**Work instructions**
Exactly as it appears, restate the whole listing.

Extracted data START

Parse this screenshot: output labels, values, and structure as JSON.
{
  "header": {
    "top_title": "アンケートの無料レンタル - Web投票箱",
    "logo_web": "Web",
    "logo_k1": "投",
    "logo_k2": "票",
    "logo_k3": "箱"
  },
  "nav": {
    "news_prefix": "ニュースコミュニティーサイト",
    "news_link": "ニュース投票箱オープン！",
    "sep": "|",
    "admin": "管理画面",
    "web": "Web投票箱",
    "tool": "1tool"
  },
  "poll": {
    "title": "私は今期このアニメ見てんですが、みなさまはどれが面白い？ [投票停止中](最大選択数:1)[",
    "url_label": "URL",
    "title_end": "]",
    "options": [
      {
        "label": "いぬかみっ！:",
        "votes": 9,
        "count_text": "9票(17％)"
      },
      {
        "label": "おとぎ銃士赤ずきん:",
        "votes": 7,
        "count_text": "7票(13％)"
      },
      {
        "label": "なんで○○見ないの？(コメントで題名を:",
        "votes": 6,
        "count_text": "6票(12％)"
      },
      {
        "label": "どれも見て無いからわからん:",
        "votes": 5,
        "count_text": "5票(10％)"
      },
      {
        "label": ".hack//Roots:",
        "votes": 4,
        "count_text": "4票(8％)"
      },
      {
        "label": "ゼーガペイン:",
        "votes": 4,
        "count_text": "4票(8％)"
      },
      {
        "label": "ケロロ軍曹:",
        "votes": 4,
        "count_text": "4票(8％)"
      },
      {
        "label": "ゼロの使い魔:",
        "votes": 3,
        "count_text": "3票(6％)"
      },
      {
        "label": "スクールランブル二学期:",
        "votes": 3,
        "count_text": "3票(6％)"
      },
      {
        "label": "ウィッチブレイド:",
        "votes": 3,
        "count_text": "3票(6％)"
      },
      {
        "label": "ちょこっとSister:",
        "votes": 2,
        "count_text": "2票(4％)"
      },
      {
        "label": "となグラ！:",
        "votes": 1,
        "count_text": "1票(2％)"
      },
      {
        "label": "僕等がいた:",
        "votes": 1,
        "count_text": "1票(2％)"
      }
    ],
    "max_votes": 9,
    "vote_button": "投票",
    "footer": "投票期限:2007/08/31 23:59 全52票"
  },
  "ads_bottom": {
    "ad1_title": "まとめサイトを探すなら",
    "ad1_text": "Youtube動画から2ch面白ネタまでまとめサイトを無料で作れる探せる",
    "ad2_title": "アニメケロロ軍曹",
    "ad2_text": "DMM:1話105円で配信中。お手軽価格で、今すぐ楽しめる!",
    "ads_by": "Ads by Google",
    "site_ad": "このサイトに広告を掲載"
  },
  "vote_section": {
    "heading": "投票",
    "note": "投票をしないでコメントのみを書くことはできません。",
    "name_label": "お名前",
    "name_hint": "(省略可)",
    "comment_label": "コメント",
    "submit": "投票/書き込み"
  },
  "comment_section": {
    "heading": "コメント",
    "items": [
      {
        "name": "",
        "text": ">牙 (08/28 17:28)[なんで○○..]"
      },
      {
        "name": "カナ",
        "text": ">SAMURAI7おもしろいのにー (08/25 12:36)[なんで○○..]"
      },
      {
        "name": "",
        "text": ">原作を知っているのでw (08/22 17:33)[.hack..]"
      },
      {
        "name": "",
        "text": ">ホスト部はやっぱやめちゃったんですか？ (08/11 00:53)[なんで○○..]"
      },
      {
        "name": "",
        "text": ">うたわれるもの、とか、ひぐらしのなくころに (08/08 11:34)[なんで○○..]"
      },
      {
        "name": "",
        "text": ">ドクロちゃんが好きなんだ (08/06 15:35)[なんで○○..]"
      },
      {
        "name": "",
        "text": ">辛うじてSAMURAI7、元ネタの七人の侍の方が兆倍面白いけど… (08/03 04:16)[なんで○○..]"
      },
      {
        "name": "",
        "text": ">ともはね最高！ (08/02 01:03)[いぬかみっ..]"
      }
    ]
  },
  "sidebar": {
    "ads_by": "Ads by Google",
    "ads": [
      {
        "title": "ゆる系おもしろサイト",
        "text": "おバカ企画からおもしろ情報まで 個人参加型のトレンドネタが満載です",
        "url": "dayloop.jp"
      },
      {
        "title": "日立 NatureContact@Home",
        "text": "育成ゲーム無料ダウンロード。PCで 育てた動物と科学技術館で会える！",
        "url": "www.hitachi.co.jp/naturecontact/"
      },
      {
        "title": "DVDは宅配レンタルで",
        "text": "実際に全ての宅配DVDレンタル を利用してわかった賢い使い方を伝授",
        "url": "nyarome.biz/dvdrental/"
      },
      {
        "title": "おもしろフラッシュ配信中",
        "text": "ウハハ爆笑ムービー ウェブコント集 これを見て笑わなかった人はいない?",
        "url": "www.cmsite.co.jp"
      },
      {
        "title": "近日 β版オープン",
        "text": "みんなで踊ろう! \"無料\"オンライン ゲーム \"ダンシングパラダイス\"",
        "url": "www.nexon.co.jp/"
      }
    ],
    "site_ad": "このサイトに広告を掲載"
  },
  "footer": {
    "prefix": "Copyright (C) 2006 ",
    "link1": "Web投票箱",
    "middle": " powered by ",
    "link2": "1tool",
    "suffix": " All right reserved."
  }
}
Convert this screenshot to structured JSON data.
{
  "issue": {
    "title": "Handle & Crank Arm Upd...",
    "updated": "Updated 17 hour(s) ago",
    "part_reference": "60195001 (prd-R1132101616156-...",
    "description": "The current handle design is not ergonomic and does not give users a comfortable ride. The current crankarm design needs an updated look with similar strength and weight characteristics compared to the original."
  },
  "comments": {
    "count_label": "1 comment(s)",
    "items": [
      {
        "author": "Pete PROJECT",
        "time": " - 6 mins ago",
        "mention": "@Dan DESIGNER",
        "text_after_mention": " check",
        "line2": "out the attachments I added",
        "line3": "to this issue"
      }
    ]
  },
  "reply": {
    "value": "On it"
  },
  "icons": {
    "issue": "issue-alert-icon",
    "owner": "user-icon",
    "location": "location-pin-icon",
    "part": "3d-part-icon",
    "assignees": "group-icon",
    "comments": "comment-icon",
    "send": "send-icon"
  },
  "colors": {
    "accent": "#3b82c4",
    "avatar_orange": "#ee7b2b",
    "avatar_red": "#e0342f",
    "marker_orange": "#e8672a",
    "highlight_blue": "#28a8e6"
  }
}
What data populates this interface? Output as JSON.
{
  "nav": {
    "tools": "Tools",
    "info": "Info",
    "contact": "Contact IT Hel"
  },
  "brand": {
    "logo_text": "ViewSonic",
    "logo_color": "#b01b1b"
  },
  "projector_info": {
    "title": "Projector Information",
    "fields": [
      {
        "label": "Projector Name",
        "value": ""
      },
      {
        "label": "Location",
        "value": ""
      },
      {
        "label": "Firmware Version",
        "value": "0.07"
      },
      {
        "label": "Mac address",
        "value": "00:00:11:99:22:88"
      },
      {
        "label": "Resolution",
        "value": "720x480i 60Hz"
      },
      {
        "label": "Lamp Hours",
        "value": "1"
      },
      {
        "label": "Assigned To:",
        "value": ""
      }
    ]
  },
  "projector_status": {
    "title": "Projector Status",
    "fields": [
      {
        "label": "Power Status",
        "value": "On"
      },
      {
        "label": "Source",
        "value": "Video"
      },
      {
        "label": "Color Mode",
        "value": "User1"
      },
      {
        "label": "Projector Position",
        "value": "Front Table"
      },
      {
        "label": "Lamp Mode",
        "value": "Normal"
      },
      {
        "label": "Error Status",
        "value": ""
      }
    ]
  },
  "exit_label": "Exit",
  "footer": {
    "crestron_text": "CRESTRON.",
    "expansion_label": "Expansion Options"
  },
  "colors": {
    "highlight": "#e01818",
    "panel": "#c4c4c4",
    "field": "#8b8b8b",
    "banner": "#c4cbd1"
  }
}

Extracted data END

**Answer for the task**
Parse this screenshot: output labels, values, and structure as JSON.
{
  "header": {
    "top_title": "アンケートの無料レンタル - Web投票箱",
    "logo_web": "Web",
    "logo_k1": "投",
    "logo_k2": "票",
    "logo_k3": "箱"
  },
  "nav": {
    "news_prefix": "ニュースコミュニティーサイト",
    "news_link": "ニュース投票箱オープン！",
    "sep": "|",
    "admin": "管理画面",
    "web": "Web投票箱",
    "tool": "1tool"
  },
  "poll": {
    "title": "私は今期このアニメ見てんですが、みなさまはどれが面白い？ [投票停止中](最大選択数:1)[",
    "url_label": "URL",
    "title_end": "]",
    "options": [
      {
        "label": "いぬかみっ！:",
        "votes": 9,
        "count_text": "9票(17％)"
      },
      {
        "label": "おとぎ銃士赤ずきん:",
        "votes": 7,
        "count_text": "7票(13％)"
      },
      {
        "label": "なんで○○見ないの？(コメントで題名を:",
        "votes": 6,
        "count_text": "6票(12％)"
      },
      {
        "label": "どれも見て無いからわからん:",
        "votes": 5,
        "count_text": "5票(10％)"
      },
      {
        "label": ".hack//Roots:",
        "votes": 4,
        "count_text": "4票(8％)"
      },
      {
        "label": "ゼーガペイン:",
        "votes": 4,
        "count_text": "4票(8％)"
      },
      {
        "label": "ケロロ軍曹:",
        "votes": 4,
        "count_text": "4票(8％)"
      },
      {
        "label": "ゼロの使い魔:",
        "votes": 3,
        "count_text": "3票(6％)"
      },
      {
        "label": "スクールランブル二学期:",
        "votes": 3,
        "count_text": "3票(6％)"
      },
      {
        "label": "ウィッチブレイド:",
        "votes": 3,
        "count_text": "3票(6％)"
      },
      {
        "label": "ちょこっとSister:",
        "votes": 2,
        "count_text": "2票(4％)"
      },
      {
        "label": "となグラ！:",
        "votes": 1,
        "count_text": "1票(2％)"
      },
      {
        "label": "僕等がいた:",
        "votes": 1,
        "count_text": "1票(2％)"
      }
    ],
    "max_votes": 9,
    "vote_button": "投票",
    "footer": "投票期限:2007/08/31 23:59 全52票"
  },
  "ads_bottom": {
    "ad1_title": "まとめサイトを探すなら",
    "ad1_text": "Youtube動画から2ch面白ネタまでまとめサイトを無料で作れる探せる",
    "ad2_title": "アニメケロロ軍曹",
    "ad2_text": "DMM:1話105円で配信中。お手軽価格で、今すぐ楽しめる!",
    "ads_by": "Ads by Google",
    "site_ad": "このサイトに広告を掲載"
  },
  "vote_section": {
    "heading": "投票",
    "note": "投票をしないでコメントのみを書くことはできません。",
    "name_label": "お名前",
    "name_hint": "(省略可)",
    "comment_label": "コメント",
    "submit": "投票/書き込み"
  },
  "comment_section": {
    "heading": "コメント",
    "items": [
      {
        "name": "",
        "text": ">牙 (08/28 17:28)[なんで○○..]"
      },
      {
        "name": "カナ",
        "text": ">SAMURAI7おもしろいのにー (08/25 12:36)[なんで○○..]"
      },
      {
        "name": "",
        "text": ">原作を知っているのでw (08/22 17:33)[.hack..]"
      },
      {
        "name": "",
        "text": ">ホスト部はやっぱやめちゃったんですか？ (08/11 00:53)[なんで○○..]"
      },
      {
        "name": "",
        "text": ">うたわれるもの、とか、ひぐらしのなくころに (08/08 11:34)[なんで○○..]"
      },
      {
        "name": "",
        "text": ">ドクロちゃんが好きなんだ (08/06 15:35)[なんで○○..]"
      },
      {
        "name": "",
        "text": ">辛うじてSAMURAI7、元ネタの七人の侍の方が兆倍面白いけど… (08/03 04:16)[なんで○○..]"
      },
      {
        "name": "",
        "text": ">ともはね最高！ (08/02 01:03)[いぬかみっ..]"
      }
    ]
  },
  "sidebar": {
    "ads_by": "Ads by Google",
    "ads": [
      {
        "title": "ゆる系おもしろサイト",
        "text": "おバカ企画からおもしろ情報まで 個人参加型のトレンドネタが満載です",
        "url": "dayloop.jp"
      },
      {
        "title": "日立 NatureContact@Home",
        "text": "育成ゲーム無料ダウンロード。PCで 育てた動物と科学技術館で会える！",
        "url": "www.hitachi.co.jp/naturecontact/"
      },
      {
        "title": "DVDは宅配レンタルで",
        "text": "実際に全ての宅配DVDレンタル を利用してわかった賢い使い方を伝授",
        "url": "nyarome.biz/dvdrental/"
      },
      {
        "title": "おもしろフラッシュ配信中",
        "text": "ウハハ爆笑ムービー ウェブコント集 これを見て笑わなかった人はいない?",
        "url": "www.cmsite.co.jp"
      },
      {
        "title": "近日 β版オープン",
        "text": "みんなで踊ろう! \"無料\"オンライン ゲーム \"ダンシングパラダイス\"",
        "url": "www.nexon.co.jp/"
      }
    ],
    "site_ad": "このサイトに広告を掲載"
  },
  "footer": {
    "prefix": "Copyright (C) 2006 ",
    "link1": "Web投票箱",
    "middle": " powered by ",
    "link2": "1tool",
    "suffix": " All right reserved."
  }
}
Convert this screenshot to structured JSON data.
{
  "issue": {
    "title": "Handle & Crank Arm Upd...",
    "updated": "Updated 17 hour(s) ago",
    "part_reference": "60195001 (prd-R1132101616156-...",
    "description": "The current handle design is not ergonomic and does not give users a comfortable ride. The current crankarm design needs an updated look with similar strength and weight characteristics compared to the original."
  },
  "comments": {
    "count_label": "1 comment(s)",
    "items": [
      {
        "author": "Pete PROJECT",
        "time": " - 6 mins ago",
        "mention": "@Dan DESIGNER",
        "text_after_mention": " check",
        "line2": "out the attachments I added",
        "line3": "to this issue"
      }
    ]
  },
  "reply": {
    "value": "On it"
  },
  "icons": {
    "issue": "issue-alert-icon",
    "owner": "user-icon",
    "location": "location-pin-icon",
    "part": "3d-part-icon",
    "assignees": "group-icon",
    "comments": "comment-icon",
    "send": "send-icon"
  },
  "colors": {
    "accent": "#3b82c4",
    "avatar_orange": "#ee7b2b",
    "avatar_red": "#e0342f",
    "marker_orange": "#e8672a",
    "highlight_blue": "#28a8e6"
  }
}
What data populates this interface? Output as JSON.
{
  "nav": {
    "tools": "Tools",
    "info": "Info",
    "contact": "Contact IT Hel"
  },
  "brand": {
    "logo_text": "ViewSonic",
    "logo_color": "#b01b1b"
  },
  "projector_info": {
    "title": "Projector Information",
    "fields": [
      {
        "label": "Projector Name",
        "value": ""
      },
      {
        "label": "Location",
        "value": ""
      },
      {
        "label": "Firmware Version",
        "value": "0.07"
      },
      {
        "label": "Mac address",
        "value": "00:00:11:99:22:88"
      },
      {
        "label": "Resolution",
        "value": "720x480i 60Hz"
      },
      {
        "label": "Lamp Hours",
        "value": "1"
      },
      {
        "label": "Assigned To:",
        "value": ""
      }
    ]
  },
  "projector_status": {
    "title": "Projector Status",
    "fields": [
      {
        "label": "Power Status",
        "value": "On"
      },
      {
        "label": "Source",
        "value": "Video"
      },
      {
        "label": "Color Mode",
        "value": "User1"
      },
      {
        "label": "Projector Position",
        "value": "Front Table"
      },
      {
        "label": "Lamp Mode",
        "value": "Normal"
      },
      {
        "label": "Error Status",
        "value": ""
      }
    ]
  },
  "exit_label": "Exit",
  "footer": {
    "crestron_text": "CRESTRON.",
    "expansion_label": "Expansion Options"
  },
  "colors": {
    "highlight": "#e01818",
    "panel": "#c4c4c4",
    "field": "#8b8b8b",
    "banner": "#c4cbd1"
  }
}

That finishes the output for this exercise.